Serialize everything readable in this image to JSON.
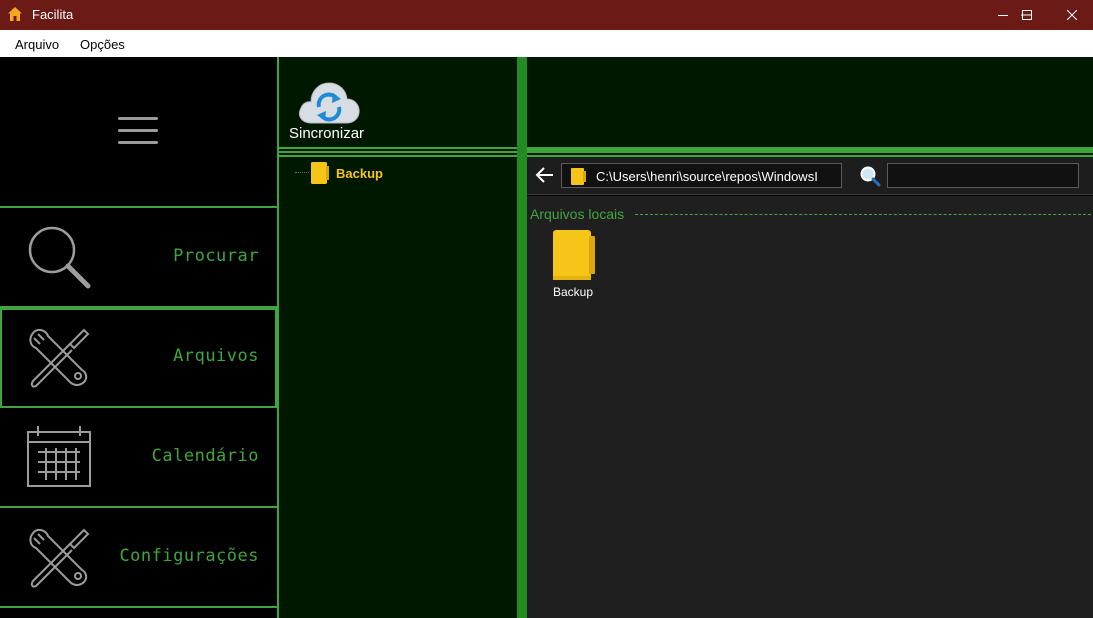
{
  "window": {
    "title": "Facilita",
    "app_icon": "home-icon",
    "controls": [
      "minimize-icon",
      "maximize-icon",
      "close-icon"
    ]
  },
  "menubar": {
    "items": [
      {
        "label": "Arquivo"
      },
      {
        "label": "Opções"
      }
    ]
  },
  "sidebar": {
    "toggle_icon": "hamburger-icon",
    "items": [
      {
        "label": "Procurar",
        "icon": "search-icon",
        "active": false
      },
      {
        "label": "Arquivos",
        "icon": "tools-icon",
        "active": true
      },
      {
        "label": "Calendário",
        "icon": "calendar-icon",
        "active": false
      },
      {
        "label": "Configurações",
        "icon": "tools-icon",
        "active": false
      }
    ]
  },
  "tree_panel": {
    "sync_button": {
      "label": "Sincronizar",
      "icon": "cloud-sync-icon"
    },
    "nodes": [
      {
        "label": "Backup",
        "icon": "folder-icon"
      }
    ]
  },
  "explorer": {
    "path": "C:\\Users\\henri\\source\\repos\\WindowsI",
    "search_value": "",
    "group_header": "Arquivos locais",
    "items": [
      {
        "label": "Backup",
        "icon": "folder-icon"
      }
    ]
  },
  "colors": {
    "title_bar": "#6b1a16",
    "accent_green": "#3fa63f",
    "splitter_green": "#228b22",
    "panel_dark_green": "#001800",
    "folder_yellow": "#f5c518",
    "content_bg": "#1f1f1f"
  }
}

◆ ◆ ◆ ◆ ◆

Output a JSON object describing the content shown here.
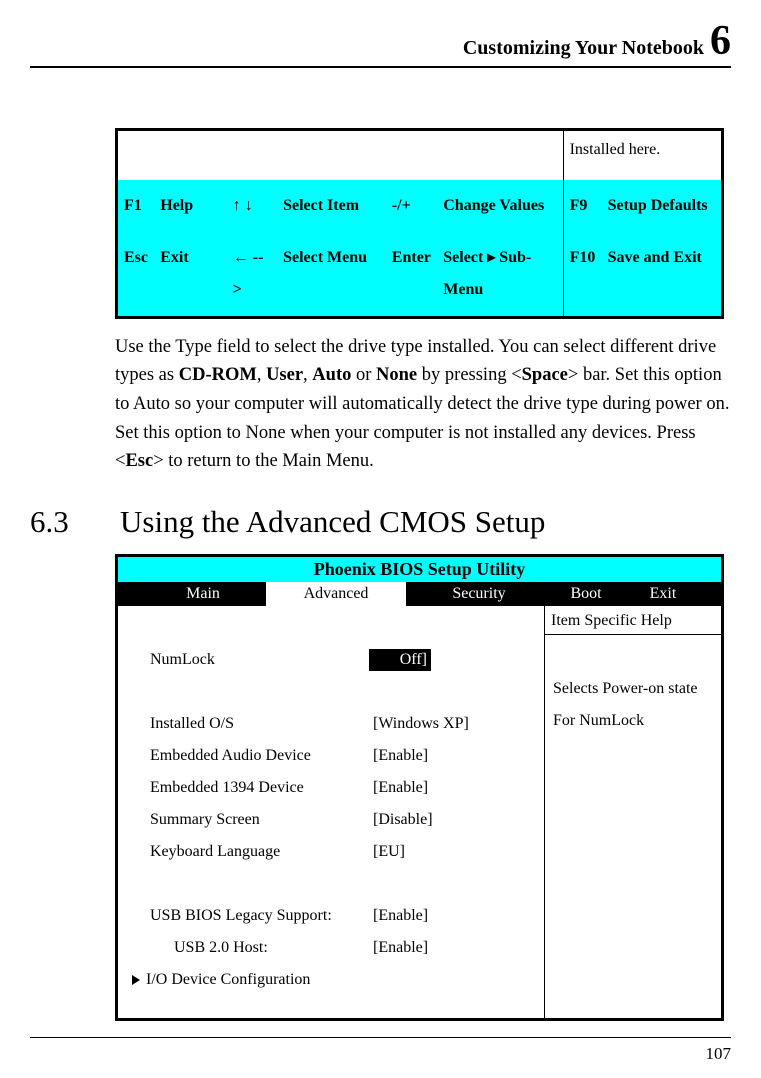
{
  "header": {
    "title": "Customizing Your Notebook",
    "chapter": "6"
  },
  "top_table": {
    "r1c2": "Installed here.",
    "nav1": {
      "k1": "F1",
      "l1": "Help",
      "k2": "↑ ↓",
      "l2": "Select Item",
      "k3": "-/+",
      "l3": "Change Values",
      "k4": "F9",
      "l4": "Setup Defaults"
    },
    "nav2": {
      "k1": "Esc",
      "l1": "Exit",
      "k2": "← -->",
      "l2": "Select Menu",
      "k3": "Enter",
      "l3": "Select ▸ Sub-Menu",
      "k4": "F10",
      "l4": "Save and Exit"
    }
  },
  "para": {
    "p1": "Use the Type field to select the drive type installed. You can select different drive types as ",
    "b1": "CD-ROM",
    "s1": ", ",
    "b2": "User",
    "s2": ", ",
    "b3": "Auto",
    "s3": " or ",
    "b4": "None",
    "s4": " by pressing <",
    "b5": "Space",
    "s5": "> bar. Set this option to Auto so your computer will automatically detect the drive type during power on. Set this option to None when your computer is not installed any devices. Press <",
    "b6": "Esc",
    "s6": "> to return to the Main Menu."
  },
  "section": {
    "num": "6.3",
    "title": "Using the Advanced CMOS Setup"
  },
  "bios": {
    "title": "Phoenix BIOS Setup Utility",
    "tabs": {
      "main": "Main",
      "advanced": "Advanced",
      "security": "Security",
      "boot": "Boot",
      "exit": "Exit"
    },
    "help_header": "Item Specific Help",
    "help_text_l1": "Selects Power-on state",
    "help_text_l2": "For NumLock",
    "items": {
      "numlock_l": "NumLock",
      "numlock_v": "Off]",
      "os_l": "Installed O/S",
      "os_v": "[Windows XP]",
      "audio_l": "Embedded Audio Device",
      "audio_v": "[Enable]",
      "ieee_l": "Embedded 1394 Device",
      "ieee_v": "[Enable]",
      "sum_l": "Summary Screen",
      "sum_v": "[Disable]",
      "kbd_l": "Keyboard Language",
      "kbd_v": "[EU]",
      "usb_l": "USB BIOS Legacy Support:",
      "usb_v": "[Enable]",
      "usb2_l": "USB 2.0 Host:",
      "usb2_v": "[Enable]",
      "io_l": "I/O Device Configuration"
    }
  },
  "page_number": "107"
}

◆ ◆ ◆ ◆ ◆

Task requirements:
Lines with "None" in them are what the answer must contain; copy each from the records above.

Answer to this problem:
    "b4": "None",
    "s5": "> bar. Set this option to Auto so your computer will automatically detect the drive type during power on. Set this option to None when your computer is not installed any devices. Press <",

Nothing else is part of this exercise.